She also referred to the extensions as the fourth major change to furlough in six weeks.
Sunak responded: “It is not a weakness to be agile and fast-moving in the face of a crisis, but rather a strength.”
Confusion, but relief
Responding the the announcement, CIPD chief executive Peter Cheese said the frequent changes to the support on offer had left employers confused and many job had been lost unnecessarily.
“Employers have been left confused by the government’s plans to protect jobs over the last few weeks, with many redundancies triggered over the uncertainty around the end of the furlough scheme and the introduction of two new Job Support Schemes,” he said.
“Jobs have already been lost unnecessarily through short-term thinking because of the lack of longer term certainty of support, and it is crucial policy makers try and look further ahead and work with employers to help them plan forwards and protect employment as much as possible.
“We would also urge government to provide more support for those people who do lose their jobs with funding for training, coaching and support to find alternative work.”
Musab Hemsi, a partner at law firm LexLeyton said the news would come as a relief to many struggling organisations, but more information was still required to enable firms to plan effectively.
“It will give business leaders the financial assurance and time they need to plan and weigh up their options as they look beyond this lockdown with a view to reopening, in some capacity, for the festive period,” said Hemsi.
“Now that businesses have this commitment from the chancellor, a period of stability is sorely needed. UK companies have been through a turbulent period and government support has at times been changed at the last minute and announced without sufficient information for businesses. We need to see a Treasury Direction – ideally this week – to enshrine the new plan and give employers the information they need. From here, businesses should have a solid foothold to firm up their plans for the remainder of the year and looking ahead to 2021.”
A ‘good move’
Neil Carberry, chief executive of the Recruitment and Employment Confederation, said: “Businesses want support that is stable across the crisis, rather than changing week-to-week. So the extension of the furlough scheme to the end of March is a good move.
“But there is more to do. The fight against the virus is being compromised by the failure to fund Statutory Sick Pay for every worker if they need to self-isolate. The vast majority of businesses supplying temporary workers, who are vital to sectors like education, logistics and care, are ineligible for SSP support -–and a stand-off over who pays could lead to greater economic damage, as work gets shelved.
“We need to keep hiring demand as high as we can. Lowering the cost of labour by reducing employers National Insurance contributions, the biggest business tax, is one measure which will help.”

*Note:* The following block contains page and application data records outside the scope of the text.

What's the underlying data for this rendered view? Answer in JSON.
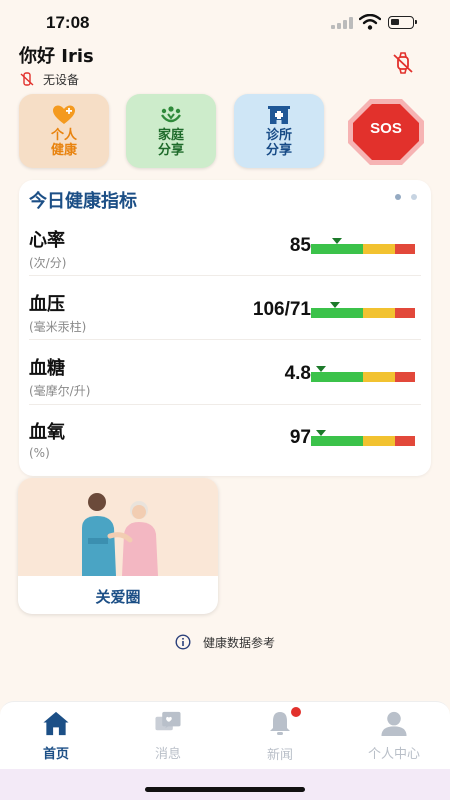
{
  "status_bar": {
    "time": "17:08"
  },
  "header": {
    "greeting": "你好 Iris",
    "device_status": "无设备"
  },
  "quick_actions": [
    {
      "label": "个人健康",
      "icon": "heart-plus-icon",
      "color": "#e8830f"
    },
    {
      "label": "家庭分享",
      "icon": "family-icon",
      "color": "#1f6b2b"
    },
    {
      "label": "诊所分享",
      "icon": "clinic-icon",
      "color": "#184b86"
    },
    {
      "label": "SOS",
      "icon": "sos-icon",
      "color": "#e2312c"
    }
  ],
  "health_card": {
    "title": "今日健康指标",
    "page_indicator": {
      "count": 2,
      "active": 1
    },
    "metrics": [
      {
        "name": "心率",
        "unit": "(次/分)",
        "value": "85",
        "level": 0.2
      },
      {
        "name": "血压",
        "unit": "(毫米汞柱)",
        "value": "106/71",
        "level": 0.18
      },
      {
        "name": "血糖",
        "unit": "(毫摩尔/升)",
        "value": "4.8",
        "level": 0.05
      },
      {
        "name": "血氧",
        "unit": "(%)",
        "value": "97",
        "level": 0.05
      }
    ]
  },
  "care_circle": {
    "label": "关爱圈"
  },
  "reference": {
    "text": "健康数据参考"
  },
  "tabbar": {
    "items": [
      {
        "label": "首页",
        "icon": "home-icon",
        "active": true
      },
      {
        "label": "消息",
        "icon": "message-icon",
        "active": false
      },
      {
        "label": "新闻",
        "icon": "bell-icon",
        "active": false
      },
      {
        "label": "个人中心",
        "icon": "person-icon",
        "active": false
      }
    ]
  },
  "colors": {
    "brand_blue": "#1c4f86",
    "background": "#fdf6ef",
    "range_green": "#3bc24a",
    "range_yellow": "#f2c230",
    "range_red": "#e2483a"
  }
}
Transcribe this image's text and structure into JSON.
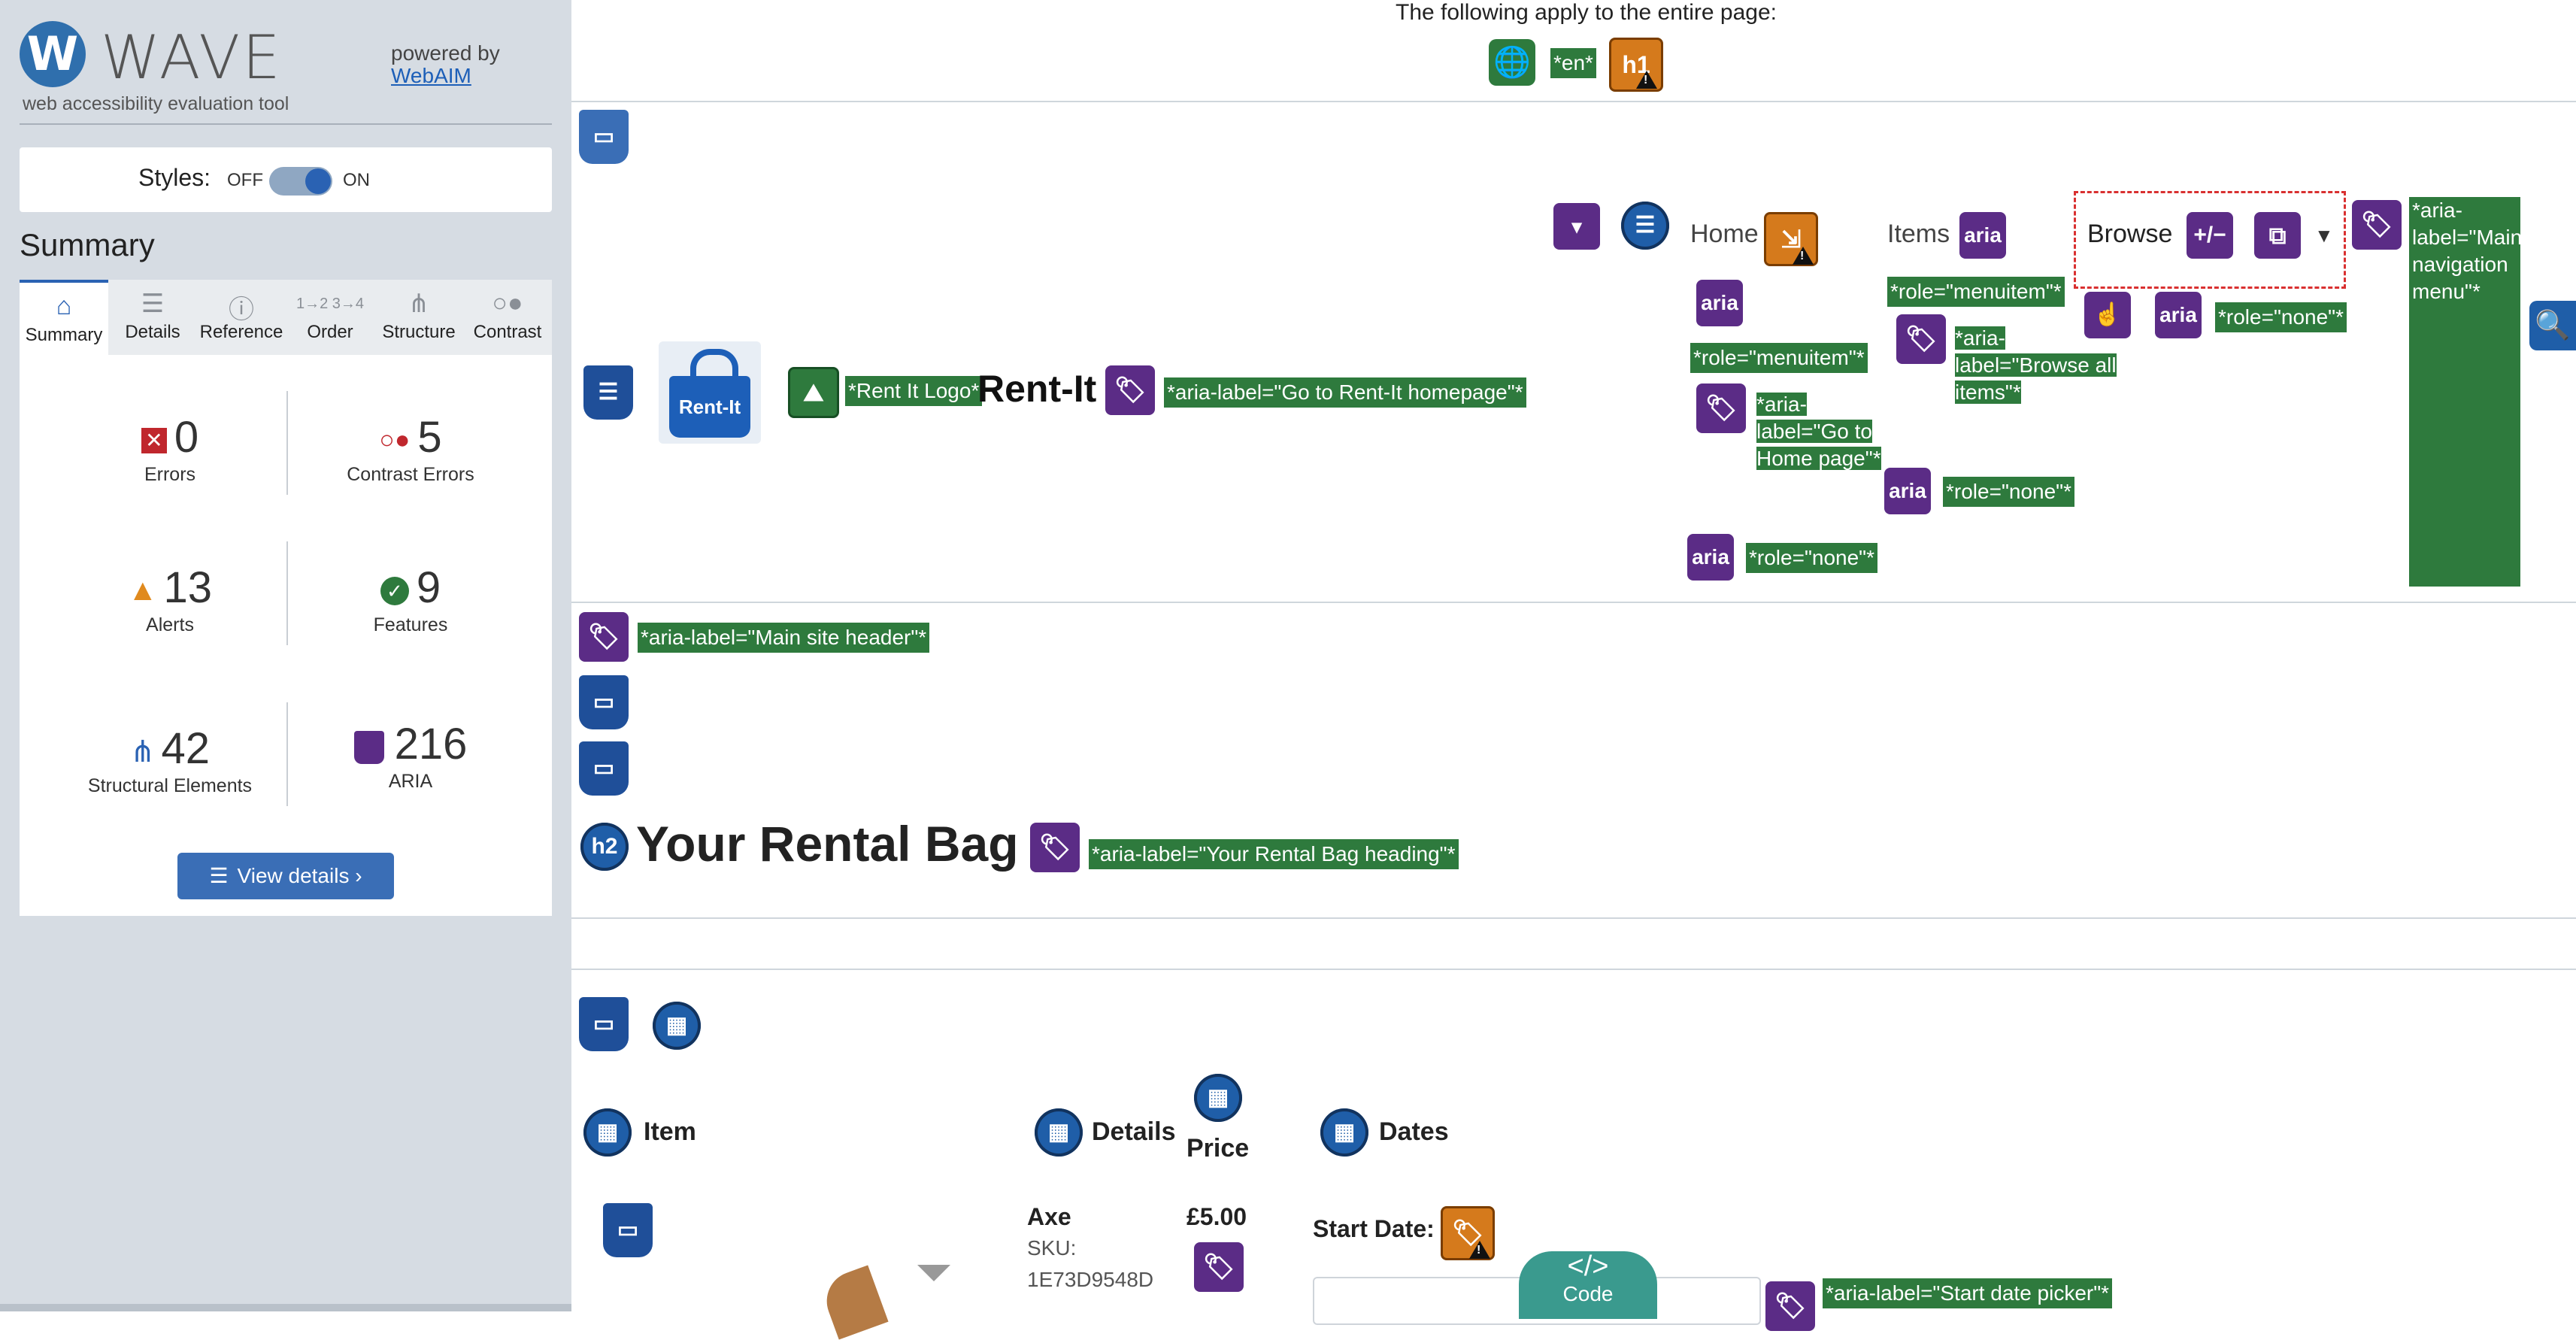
{
  "wave": {
    "brand": "WAVE",
    "tagline": "web accessibility evaluation tool",
    "powered_by": "powered by",
    "webaim": "WebAIM",
    "styles_label": "Styles:",
    "styles_off": "OFF",
    "styles_on": "ON",
    "summary_title": "Summary",
    "tabs": [
      {
        "label": "Summary",
        "icon": "house-icon"
      },
      {
        "label": "Details",
        "icon": "list-icon"
      },
      {
        "label": "Reference",
        "icon": "info-icon"
      },
      {
        "label": "Order",
        "icon": "order-icon"
      },
      {
        "label": "Structure",
        "icon": "hierarchy-icon"
      },
      {
        "label": "Contrast",
        "icon": "contrast-icon"
      }
    ],
    "stats": {
      "errors": {
        "value": "0",
        "label": "Errors"
      },
      "contrast": {
        "value": "5",
        "label": "Contrast Errors"
      },
      "alerts": {
        "value": "13",
        "label": "Alerts"
      },
      "features": {
        "value": "9",
        "label": "Features"
      },
      "structural": {
        "value": "42",
        "label": "Structural Elements"
      },
      "aria": {
        "value": "216",
        "label": "ARIA"
      }
    },
    "view_details": "View details ›",
    "colors": {
      "accent": "#2a62b3",
      "error": "#c0272d",
      "alert": "#e08a1e",
      "feature": "#2e7a3d",
      "aria": "#5b2c86"
    }
  },
  "page": {
    "top_notice": "The following apply to the entire page:",
    "lang_label": "*en*",
    "h1_label": "h1",
    "logo_text": "Rent-It",
    "logo_alt": "*Rent It Logo*",
    "site_name": "Rent-It",
    "aria_home_link": "*aria-label=\"Go to Rent-It homepage\"*",
    "nav": {
      "home": "Home",
      "items": "Items",
      "browse": "Browse",
      "aria": "aria",
      "plusminus": "+/−",
      "role_menuitem": "*role=\"menuitem\"*",
      "aria_go_home": "*aria-label=\"Go to Home page\"*",
      "aria_browse_all": "*aria-label=\"Browse all items\"*",
      "role_none": "*role=\"none\"*",
      "aria_main_nav": "*aria-label=\"Main navigation menu\"*"
    },
    "aria_site_header": "*aria-label=\"Main site header\"*",
    "h2_label": "h2",
    "heading": "Your Rental Bag",
    "aria_heading": "*aria-label=\"Your Rental Bag heading\"*",
    "table": {
      "col_item": "Item",
      "col_details": "Details",
      "col_price": "Price",
      "col_dates": "Dates"
    },
    "row": {
      "name": "Axe",
      "sku_label": "SKU:",
      "sku": "1E73D9548D",
      "price": "£5.00",
      "start_date": "Start Date:",
      "aria_start_picker": "*aria-label=\"Start date picker\"*"
    },
    "code_button": "Code"
  }
}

Jonathan Geldart, director general of the Institute of Directors, said extending furlough was the right call and would give directors more confidence about keeping staff through the winter. But he added that the government was “still failing to fix major gaps” in the support. “Many self-employed, including small company directors, continue to be left out in the cold. Grant funding through local authorities could help address this issue.
“It’s clear that the government needs to now reinstate and extend insolvency protections to prevent company collapses,” he said, adding that the chancellor should look to marry defensive measures like furlough with policies to get firms on the front foot to encourage job creation and investment through the tax system.”